Is there room in the market for yet another streaming service? Viacom thinks so. The company, on its earnings call on Thursday, said it's planning to launch its own ad-supported streaming service by September 2018, the end of its fiscal year. The service will include "tens of thousands of hours of content" from across Viacom's library.
Viacom had hinted about its plans in streaming before, but it shared a few more details on the call about what the service will include. The company, which owns cable TV channels like MTV and Comedy Central, already licenses some of its content to other streaming services like Sling TV and DirecTV Now, as well as newcomer Philo (which it's invested in.)
But it's also withheld a lot from third-parties, which it believes will be a strategic advantage.
"It's going to be rolled out in the U.S., in terms of the amount of content that it's going to have, it's going to have tens of thousands of hours of content that cut across the library we have on a global basis. And it's important to note one of the reasons that we are able to do this is that we've chosen to curtail the amount of content that we license into third-party B2C experiences," said Viacom CFO Wade Davis, on the call.
That's hurt Viacom in the short-term, he noted, because the company hasn't been able to fully take advantage of the licensing revenue it could have otherwise pulled in from other subscription video on-demand services.
The company didn't precisely detail what the new service would include, in terms of programming, but did hint that Viacom will tap into its larger portfolio to differentiate its offering with content that can't necessarily be found elsewhere.
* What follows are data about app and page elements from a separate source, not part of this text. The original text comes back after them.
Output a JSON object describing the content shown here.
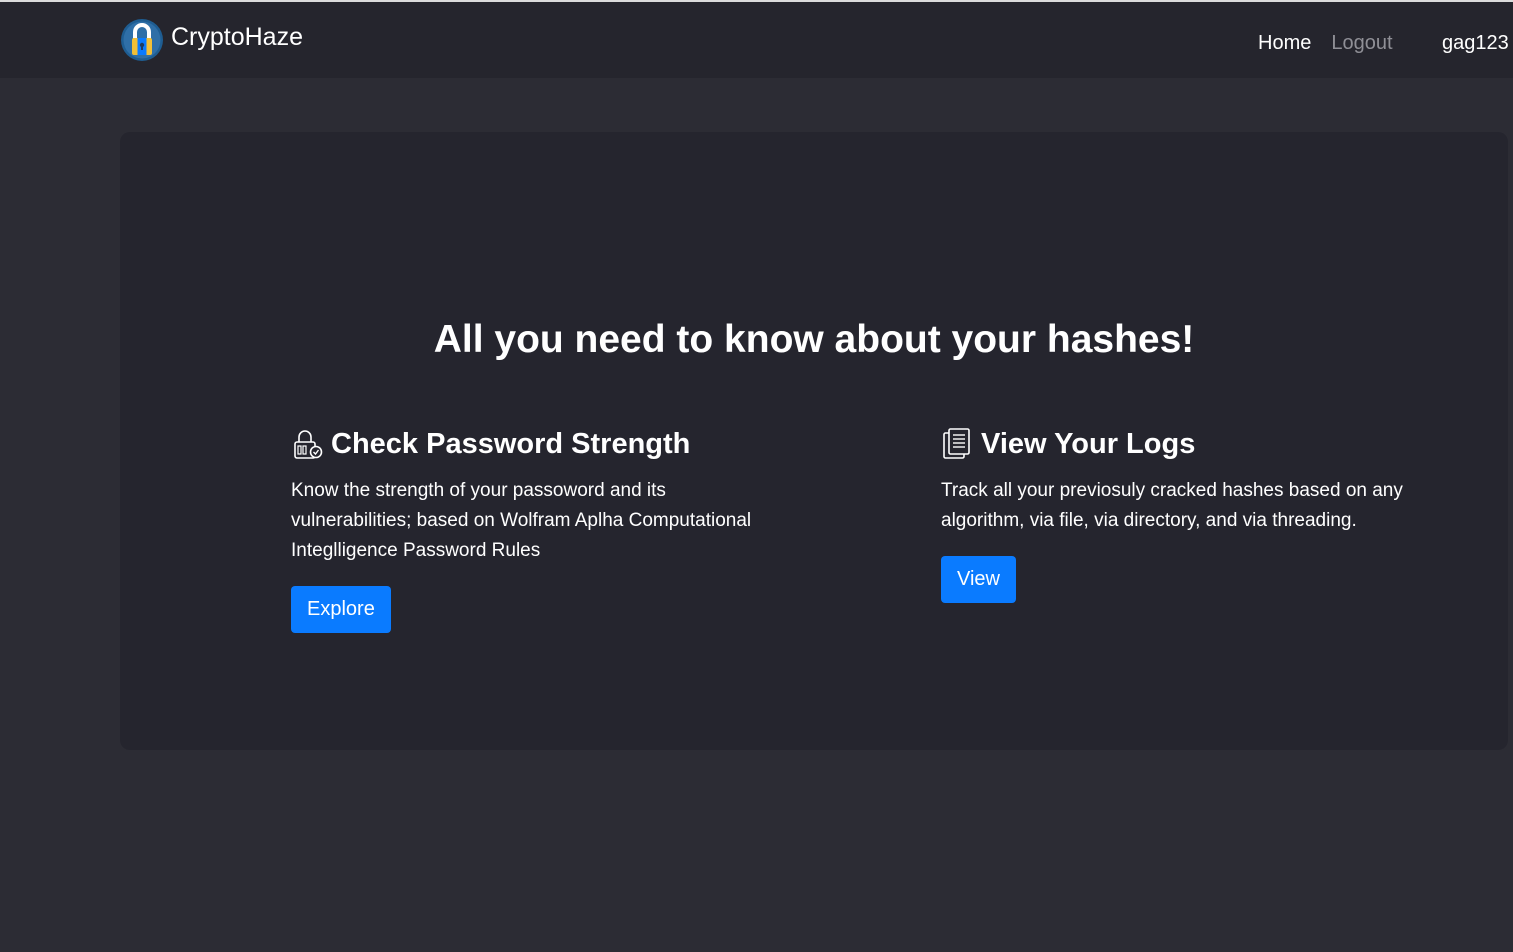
{
  "brand": {
    "name": "CryptoHaze",
    "logo_icon": "padlock-icon",
    "accent": "#0a7bff"
  },
  "nav": {
    "home_label": "Home",
    "logout_label": "Logout",
    "username": "gag123"
  },
  "hero": {
    "title": "All you need to know about your hashes!"
  },
  "features": [
    {
      "icon": "password-lock-icon",
      "title": "Check Password Strength",
      "text": "Know the strength of your passoword and its vulnerabilities; based on Wolfram Aplha Computational Integlligence Password Rules",
      "button_label": "Explore"
    },
    {
      "icon": "document-log-icon",
      "title": "View Your Logs",
      "text": "Track all your previosuly cracked hashes based on any algorithm, via file, via directory, and via threading.",
      "button_label": "View"
    }
  ],
  "colors": {
    "page_background": "#2c2c34",
    "navbar_background": "#25252d",
    "card_background": "#25252e",
    "button": "#0a7bff",
    "muted_link": "#8f8f96"
  }
}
"You should assume that we are really putting all of Viacom's assets against this," Davis added, noting that Viacom's brands span categories like kids and family, music, comedy, African-American, and general entertainment. He also referenced Viacom's entertainment presence via its brands Paramount, Paramount TV and the new Paramount Network, but didn't specifically say how Paramount content would come into play in the new offering.
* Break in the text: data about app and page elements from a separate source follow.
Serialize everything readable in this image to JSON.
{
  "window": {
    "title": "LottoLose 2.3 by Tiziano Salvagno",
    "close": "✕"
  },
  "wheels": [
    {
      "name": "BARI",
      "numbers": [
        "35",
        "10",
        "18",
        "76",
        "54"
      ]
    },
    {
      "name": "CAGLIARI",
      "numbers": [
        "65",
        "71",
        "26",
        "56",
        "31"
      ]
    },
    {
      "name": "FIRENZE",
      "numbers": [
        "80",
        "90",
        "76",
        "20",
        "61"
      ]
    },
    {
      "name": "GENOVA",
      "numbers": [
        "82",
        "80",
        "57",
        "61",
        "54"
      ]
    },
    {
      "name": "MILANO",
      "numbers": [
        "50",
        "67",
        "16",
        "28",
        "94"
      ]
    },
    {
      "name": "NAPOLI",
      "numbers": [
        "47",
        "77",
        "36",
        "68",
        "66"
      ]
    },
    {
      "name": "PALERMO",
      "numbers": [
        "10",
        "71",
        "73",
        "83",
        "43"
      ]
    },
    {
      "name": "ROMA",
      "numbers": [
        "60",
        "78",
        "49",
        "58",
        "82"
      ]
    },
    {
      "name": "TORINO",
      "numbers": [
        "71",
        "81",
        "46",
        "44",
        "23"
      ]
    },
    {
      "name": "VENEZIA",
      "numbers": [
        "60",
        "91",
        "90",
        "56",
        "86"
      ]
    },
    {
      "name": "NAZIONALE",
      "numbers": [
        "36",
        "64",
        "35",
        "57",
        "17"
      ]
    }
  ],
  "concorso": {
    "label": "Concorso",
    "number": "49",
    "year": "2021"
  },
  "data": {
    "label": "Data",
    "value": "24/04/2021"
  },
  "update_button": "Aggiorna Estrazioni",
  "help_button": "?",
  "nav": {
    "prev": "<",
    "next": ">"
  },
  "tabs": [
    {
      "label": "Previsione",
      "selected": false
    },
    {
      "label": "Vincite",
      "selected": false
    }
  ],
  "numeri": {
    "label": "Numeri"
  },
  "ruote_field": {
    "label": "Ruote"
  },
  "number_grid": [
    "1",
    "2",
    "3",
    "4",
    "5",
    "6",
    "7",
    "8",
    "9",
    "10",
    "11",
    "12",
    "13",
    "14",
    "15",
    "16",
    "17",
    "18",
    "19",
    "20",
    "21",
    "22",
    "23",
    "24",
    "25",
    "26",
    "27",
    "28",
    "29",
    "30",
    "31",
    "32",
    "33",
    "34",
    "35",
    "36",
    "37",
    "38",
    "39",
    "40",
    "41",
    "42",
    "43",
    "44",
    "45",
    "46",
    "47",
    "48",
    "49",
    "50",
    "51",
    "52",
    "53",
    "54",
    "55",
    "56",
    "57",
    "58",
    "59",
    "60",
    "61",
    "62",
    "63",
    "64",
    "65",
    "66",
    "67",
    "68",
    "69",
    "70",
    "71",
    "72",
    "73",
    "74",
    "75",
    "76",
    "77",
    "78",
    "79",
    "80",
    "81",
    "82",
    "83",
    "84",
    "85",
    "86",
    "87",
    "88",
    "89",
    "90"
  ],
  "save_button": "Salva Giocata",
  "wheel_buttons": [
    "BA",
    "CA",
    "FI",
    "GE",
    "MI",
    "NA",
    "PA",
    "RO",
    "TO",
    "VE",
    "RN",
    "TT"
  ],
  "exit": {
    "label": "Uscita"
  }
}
Additionally, the company stressed that the service is not designed for cord cutters, necessarily. That means, it's not positioned as a way to watch Viacom's programming when you ditch your cable or satellite TV subscription in favor of streaming.
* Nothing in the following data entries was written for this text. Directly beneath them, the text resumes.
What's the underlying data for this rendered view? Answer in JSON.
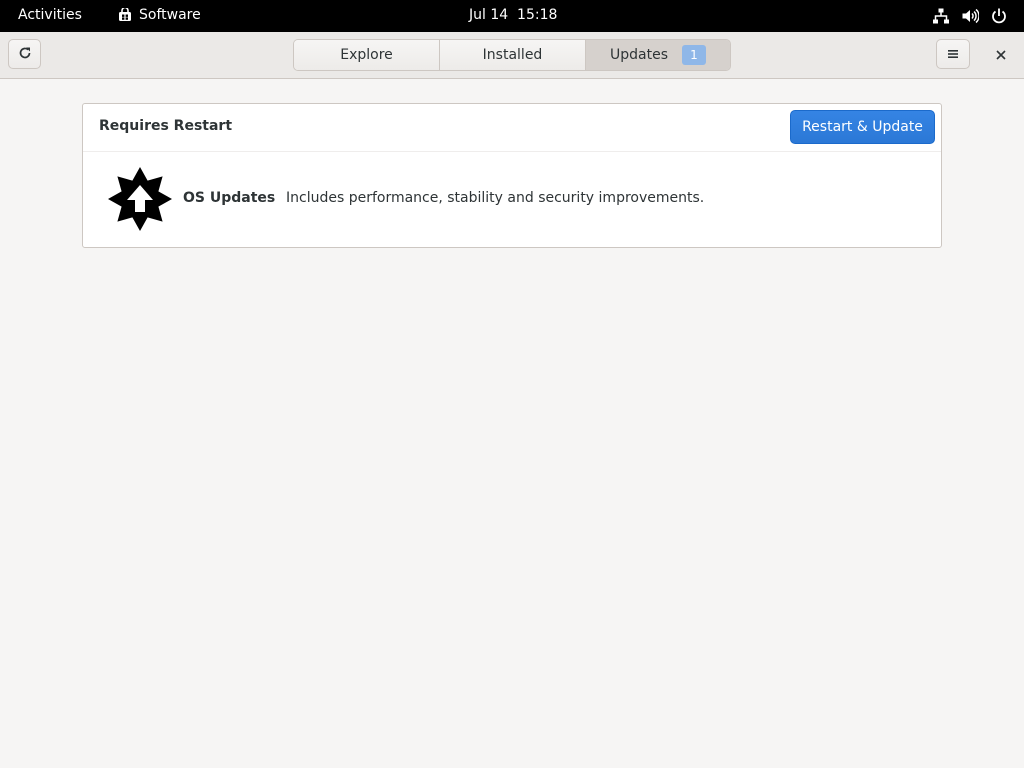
{
  "topbar": {
    "activities": "Activities",
    "app_name": "Software",
    "clock": "Jul 14  15:18",
    "icons": [
      "network-icon",
      "volume-icon",
      "power-icon"
    ]
  },
  "headerbar": {
    "refresh_icon": "refresh-icon",
    "tabs": [
      {
        "label": "Explore"
      },
      {
        "label": "Installed"
      },
      {
        "label": "Updates",
        "badge": "1",
        "active": true
      }
    ],
    "menu_icon": "hamburger-icon",
    "close_icon": "close-icon"
  },
  "updates": {
    "section_title": "Requires Restart",
    "action_label": "Restart & Update",
    "accent_color": "#3584e4",
    "items": [
      {
        "icon": "os-update-icon",
        "name": "OS Updates",
        "description": "Includes performance, stability and security improvements."
      }
    ]
  }
}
Instead, Viacom says it sees it as an "MVPD [multichannel video programming distributor, like a cable TV provider] complement product."